Once again this coming year, the Self-Represented Litigation Network will be hosting a pre-conference in association with the NLADA/ABA Equal Justice Conference. The pre-conference will be May 8, 2013, and the main conference will be May 9-11. As usual, there will be an Access to Justice Commissions gathering on Saturday the 11th.
Here is the overall “save the date.”
More information here.
I very much welcome suggestions and ideas for what we should be focusing the pre-c0nfernce on. Here is last year’s pre-conference agenda .

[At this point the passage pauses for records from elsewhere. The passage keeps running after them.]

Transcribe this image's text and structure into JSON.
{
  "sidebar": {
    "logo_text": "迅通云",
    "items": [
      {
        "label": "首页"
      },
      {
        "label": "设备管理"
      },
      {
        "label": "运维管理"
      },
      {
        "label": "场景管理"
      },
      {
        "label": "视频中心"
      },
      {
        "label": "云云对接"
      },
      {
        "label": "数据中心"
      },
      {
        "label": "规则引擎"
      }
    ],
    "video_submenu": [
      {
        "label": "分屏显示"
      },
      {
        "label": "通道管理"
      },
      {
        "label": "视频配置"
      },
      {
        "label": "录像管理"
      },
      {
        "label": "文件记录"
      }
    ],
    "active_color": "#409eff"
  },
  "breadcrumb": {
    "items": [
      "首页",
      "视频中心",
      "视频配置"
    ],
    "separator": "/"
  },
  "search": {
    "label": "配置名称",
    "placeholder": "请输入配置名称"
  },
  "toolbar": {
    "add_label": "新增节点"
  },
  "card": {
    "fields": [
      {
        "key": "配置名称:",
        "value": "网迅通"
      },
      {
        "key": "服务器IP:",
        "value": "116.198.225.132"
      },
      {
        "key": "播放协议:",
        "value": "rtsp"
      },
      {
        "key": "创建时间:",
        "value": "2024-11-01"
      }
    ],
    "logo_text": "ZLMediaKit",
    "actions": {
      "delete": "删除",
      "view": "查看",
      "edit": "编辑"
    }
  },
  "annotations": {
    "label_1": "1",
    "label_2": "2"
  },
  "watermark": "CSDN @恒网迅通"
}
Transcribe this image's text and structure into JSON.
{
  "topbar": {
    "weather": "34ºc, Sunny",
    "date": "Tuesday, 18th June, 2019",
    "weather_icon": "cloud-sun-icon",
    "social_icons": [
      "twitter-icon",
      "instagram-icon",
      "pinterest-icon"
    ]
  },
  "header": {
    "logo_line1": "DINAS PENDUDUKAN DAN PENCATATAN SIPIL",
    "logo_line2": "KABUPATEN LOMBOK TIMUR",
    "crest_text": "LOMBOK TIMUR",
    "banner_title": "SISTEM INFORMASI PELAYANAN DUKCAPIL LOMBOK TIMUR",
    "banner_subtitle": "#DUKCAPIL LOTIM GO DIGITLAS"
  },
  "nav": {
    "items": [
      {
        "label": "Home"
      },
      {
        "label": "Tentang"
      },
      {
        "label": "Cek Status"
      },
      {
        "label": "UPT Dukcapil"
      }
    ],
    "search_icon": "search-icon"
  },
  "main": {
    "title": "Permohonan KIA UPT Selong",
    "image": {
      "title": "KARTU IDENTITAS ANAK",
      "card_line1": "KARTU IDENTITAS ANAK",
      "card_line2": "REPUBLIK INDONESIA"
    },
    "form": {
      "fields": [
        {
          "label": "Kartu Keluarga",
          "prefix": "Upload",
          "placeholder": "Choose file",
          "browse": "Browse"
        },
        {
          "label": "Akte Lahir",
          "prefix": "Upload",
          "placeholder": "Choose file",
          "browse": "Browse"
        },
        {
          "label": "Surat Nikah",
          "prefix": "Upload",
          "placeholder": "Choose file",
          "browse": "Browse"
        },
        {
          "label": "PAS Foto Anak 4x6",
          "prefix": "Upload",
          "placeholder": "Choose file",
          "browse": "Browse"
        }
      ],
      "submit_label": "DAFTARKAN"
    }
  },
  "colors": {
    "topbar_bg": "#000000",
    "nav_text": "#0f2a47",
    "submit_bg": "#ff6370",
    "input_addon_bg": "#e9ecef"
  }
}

We should invite some speakers from Canada (if possible) maybe from Vancouver, BC, and some of the other provinces so they can share with us how they approach these issues. From what I understand the information/referral approach is routed via the libraries, law libraries. The approach to LEP services by courts is also something to cover with them–as they are ahead of the US in some provinces on this. CLEO is a great group–and also Drew Jackson of the Law Libraries of British Columbia. In fact, the province was doing quite an amazing evaluation of services in BC–and they might be able to share the findings and recommendations. Canada shares similar challenges as the US in terms of free legal services–we might be able to learn something from their approaches. Another group that would be good to hear from is Advice Now–in the UK. http://www.advicenow.org.uk/ Marvin Jones is a researchers and academic looking at effective problem solving. If you look at the site you will see how there are a lot of skill building materials here–to help people learn the skills to solve their own problem. I think that in the us we focus a lot on text and on “what is the law”–but we don’t focus on “how to I deal in a situation where I am upset, and I have to get concesions from my landlord, my spouse, my boss?” “how do I get ready for a potentially confrontational meeting?” “how do I practice asking the judge for what I need”?

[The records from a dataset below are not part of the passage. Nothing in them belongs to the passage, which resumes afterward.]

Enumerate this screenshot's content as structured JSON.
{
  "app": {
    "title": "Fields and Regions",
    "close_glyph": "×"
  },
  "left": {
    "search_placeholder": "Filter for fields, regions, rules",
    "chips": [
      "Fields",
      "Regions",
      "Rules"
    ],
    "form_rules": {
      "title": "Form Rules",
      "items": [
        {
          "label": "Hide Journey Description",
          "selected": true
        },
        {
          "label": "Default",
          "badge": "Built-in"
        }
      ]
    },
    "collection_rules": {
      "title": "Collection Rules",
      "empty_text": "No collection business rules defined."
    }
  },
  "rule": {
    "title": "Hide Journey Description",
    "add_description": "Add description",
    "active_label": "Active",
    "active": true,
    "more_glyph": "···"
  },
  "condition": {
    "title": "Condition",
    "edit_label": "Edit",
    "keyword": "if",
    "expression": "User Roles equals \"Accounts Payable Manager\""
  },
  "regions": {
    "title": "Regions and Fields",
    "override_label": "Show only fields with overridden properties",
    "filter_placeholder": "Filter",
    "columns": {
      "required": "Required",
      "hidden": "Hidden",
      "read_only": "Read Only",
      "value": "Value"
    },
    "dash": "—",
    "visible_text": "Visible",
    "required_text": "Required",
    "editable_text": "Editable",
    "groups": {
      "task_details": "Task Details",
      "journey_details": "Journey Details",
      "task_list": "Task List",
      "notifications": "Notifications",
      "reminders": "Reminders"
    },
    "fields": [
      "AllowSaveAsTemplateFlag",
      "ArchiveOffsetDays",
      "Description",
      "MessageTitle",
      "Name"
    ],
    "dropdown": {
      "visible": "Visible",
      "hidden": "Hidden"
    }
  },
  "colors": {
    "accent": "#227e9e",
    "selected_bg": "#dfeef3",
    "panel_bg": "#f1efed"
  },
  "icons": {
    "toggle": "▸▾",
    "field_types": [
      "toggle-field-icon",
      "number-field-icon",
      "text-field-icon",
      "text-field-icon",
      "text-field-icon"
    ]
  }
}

I would like to focus on the book Brain Rules–and talk about creating a curriculum that helps develop the necessary competencies to complete a case or solve a dispute when you are not a lawyer. ( I am not suggesting teaching people how to be lawyers), but rather helping them get ready emotionally and mentally for taking their case from beginning to end. This will require focus on skills to complete a case, attitudes necessary to complete a case, and then the 3 different type of knowledge SRLs will need to complete a case (substantive, procedural, and the how). We focus on helping people do the first letter or file the first pleading–but how do we help them get ready for the 6 to 18 month journey a case/dispute may take. Some of these skills will keep on giving after the case is over. In essence, how do we develop a model/curriculum of self care in the legal context? I am sharing this webinar that looked at some of this in the context of technology for SRLs–if you look at the first 10 minutes of the intro it will give you a sense of what I am talking about. http://lsntap.org/blogs/video-online-resources-assist-self-represented

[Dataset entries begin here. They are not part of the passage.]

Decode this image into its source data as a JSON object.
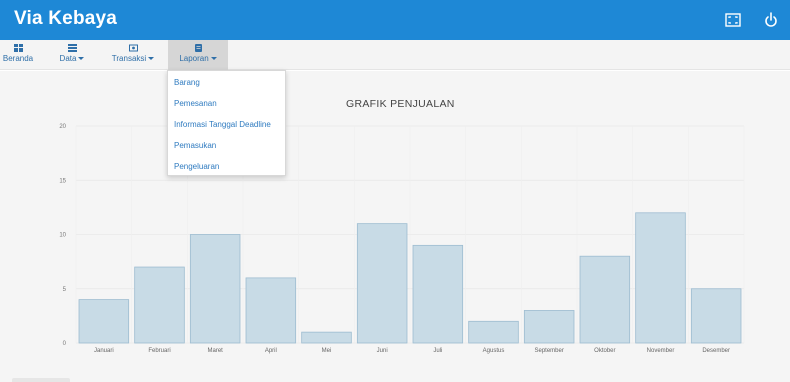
{
  "app": {
    "brand": "Via Kebaya"
  },
  "topbar": {
    "icons": [
      "fullscreen-icon",
      "power-icon"
    ],
    "color": "#1e88d6"
  },
  "nav": {
    "items": [
      {
        "label": "Beranda",
        "icon": "dashboard-icon",
        "dropdown": false
      },
      {
        "label": "Data",
        "icon": "database-icon",
        "dropdown": true
      },
      {
        "label": "Transaksi",
        "icon": "money-icon",
        "dropdown": true
      },
      {
        "label": "Laporan",
        "icon": "report-icon",
        "dropdown": true,
        "active": true
      }
    ]
  },
  "laporan_menu": {
    "items": [
      {
        "label": "Barang"
      },
      {
        "label": "Pemesanan"
      },
      {
        "label": "Informasi Tanggal Deadline"
      },
      {
        "label": "Pemasukan"
      },
      {
        "label": "Pengeluaran"
      }
    ]
  },
  "chart_data": {
    "type": "bar",
    "title": "GRAFIK PENJUALAN",
    "categories": [
      "Januari",
      "Februari",
      "Maret",
      "April",
      "Mei",
      "Juni",
      "Juli",
      "Agustus",
      "September",
      "Oktober",
      "November",
      "Desember"
    ],
    "values": [
      4,
      7,
      10,
      6,
      1,
      11,
      9,
      2,
      3,
      8,
      12,
      5
    ],
    "xlabel": "",
    "ylabel": "",
    "ylim": [
      0,
      20
    ],
    "yticks": [
      0,
      5,
      10,
      15,
      20
    ],
    "grid": true,
    "bar_color": "#c8dbe6",
    "bar_border": "#9dbcd0"
  }
}
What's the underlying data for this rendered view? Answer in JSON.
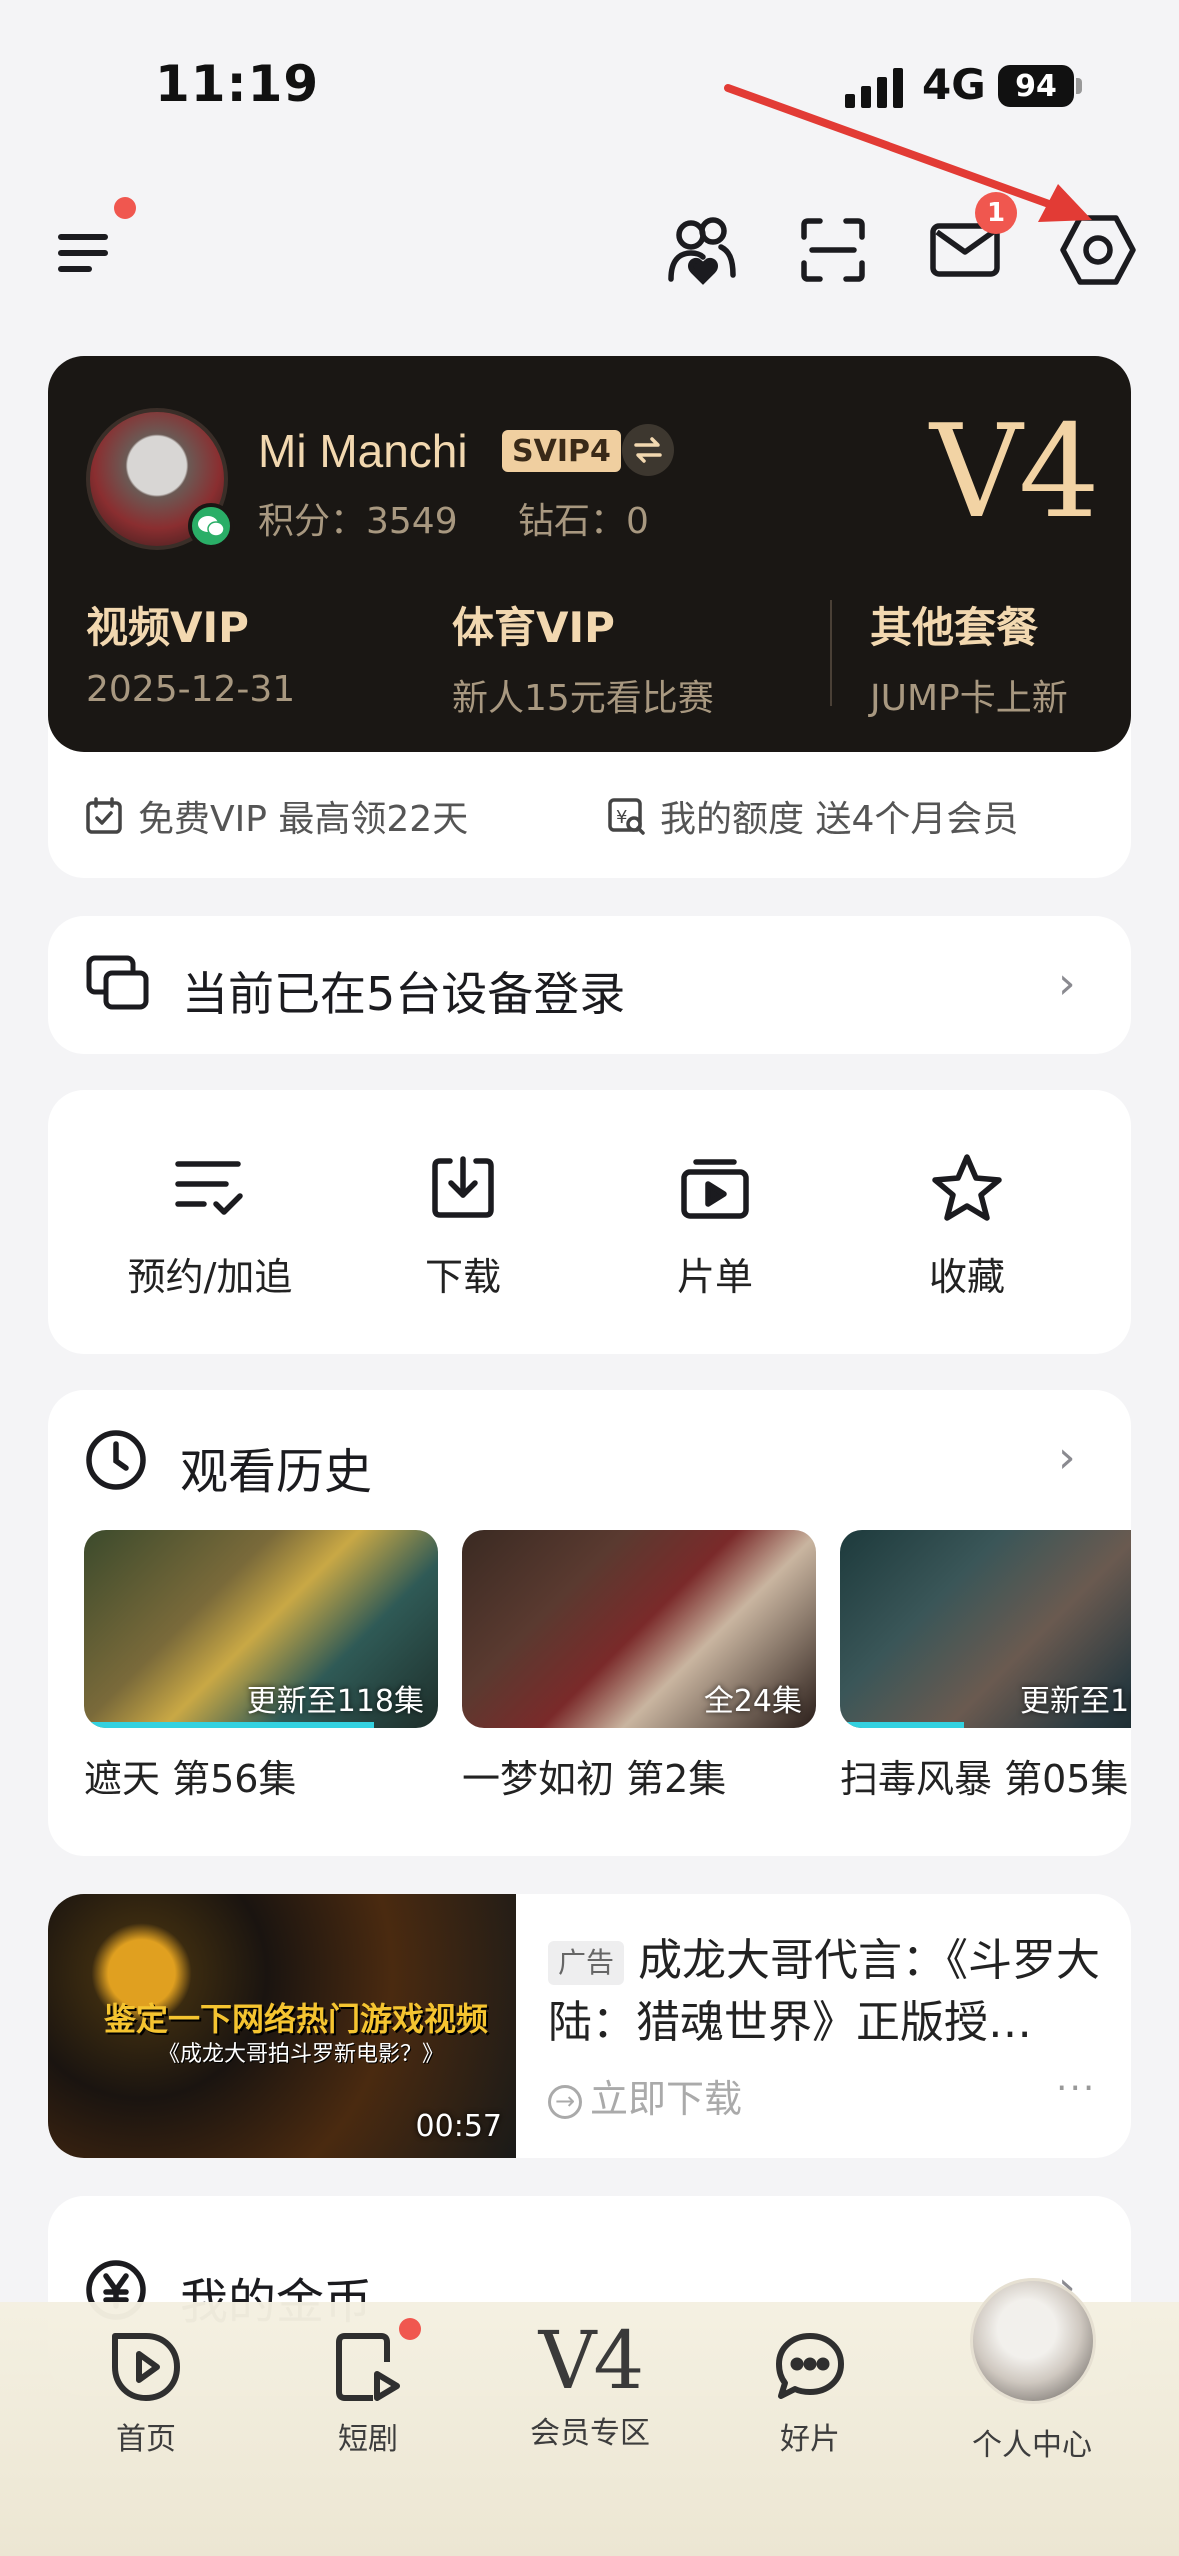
{
  "status_bar": {
    "time": "11:19",
    "network": "4G",
    "battery": "94"
  },
  "toolbar": {
    "messages_badge": "1"
  },
  "vip_card": {
    "user_name": "Mi Manchi",
    "vip_tag": "SVIP4",
    "points": "积分：3549",
    "diamonds": "钻石：0",
    "level": "V4",
    "plans": [
      {
        "title": "视频VIP",
        "subtitle": "2025-12-31"
      },
      {
        "title": "体育VIP",
        "subtitle": "新人15元看比赛"
      },
      {
        "title": "其他套餐",
        "subtitle": "JUMP卡上新"
      }
    ],
    "free_vip": "免费VIP 最高领22天",
    "my_quota": "我的额度 送4个月会员"
  },
  "devices": {
    "text": "当前已在5台设备登录"
  },
  "actions": [
    {
      "label": "预约/加追",
      "icon": "checklist-icon"
    },
    {
      "label": "下载",
      "icon": "download-icon"
    },
    {
      "label": "片单",
      "icon": "playlist-icon"
    },
    {
      "label": "收藏",
      "icon": "star-icon"
    }
  ],
  "history": {
    "title": "观看历史",
    "items": [
      {
        "badge": "更新至118集",
        "caption": "遮天 第56集",
        "progress": 0.82
      },
      {
        "badge": "全24集",
        "caption": "一梦如初 第2集",
        "progress": 0.0
      },
      {
        "badge": "更新至1(",
        "caption": "扫毒风暴 第05集",
        "progress": 0.35
      }
    ]
  },
  "ad": {
    "tag": "广告",
    "title": "成龙大哥代言：《斗罗大陆：猎魂世界》正版授…",
    "download": "立即下载",
    "more": "···",
    "image_headline": "鉴定一下网络热门游戏视频",
    "image_sub": "《成龙大哥拍斗罗新电影？》",
    "duration": "00:57"
  },
  "coins": {
    "title": "我的金币"
  },
  "bottom_nav": [
    {
      "label": "首页"
    },
    {
      "label": "短剧"
    },
    {
      "label": "会员专区",
      "glyph": "V4"
    },
    {
      "label": "好片"
    },
    {
      "label": "个人中心"
    }
  ]
}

Reblogged this on Lawscape.
It would be a great idea to have some self-represented individuals speak and actively participate, whether they are attorneys or not. It would be great if they were heard, allowed to share their experience(s) and to offer some very valuable solutions. It is unfortunate that pro se’s are simply viewed as less than able individuals and/or competition for the bars. Just some thoughts.
Well, when reviewing the prior pre-conference agenda, it appears that there are no pro se litigants who are either speaking or invited to the conference. I’m not sure that I am overlooking something. Nonetheless, that is what i would recommend that since this focuses on the self-represented, it would be appropriate to be inclusive of some individuals who may have represented themselves in various matters. There are individuals who are very competent who might be able to fill this role and it could offer a very unique perspective.
Interestingly, to offer an example of assumptions and prejudice that “pro se” litigants are subject to, I came across an article which was presented by an attorney about his take on why one should not represent themselves. http://personal-injury-ri.tumblr.com/post/24600089496/ri-medical-malpractice-lawyer-dont-go-it-alone What he did not say (and perhaps it was unknown to him) is that the individual who he dubbed as a “pro se” (accurately so) has been a licensed attorney for more than fifty years. http://www.lawyers.com/Rhode-Island/Providence/Martin-S-Malinou-1577938-a.html
My thoughts are that it would be a great idea to have some self-represented individuals, whether they are attorneys or not be heard, be allowed to share their experience(s) and to offer some very valuable solutions. It is unfortunate that pro se’s are simply viewed as less than able individuals and/or competition for the bars. Just some thoughts.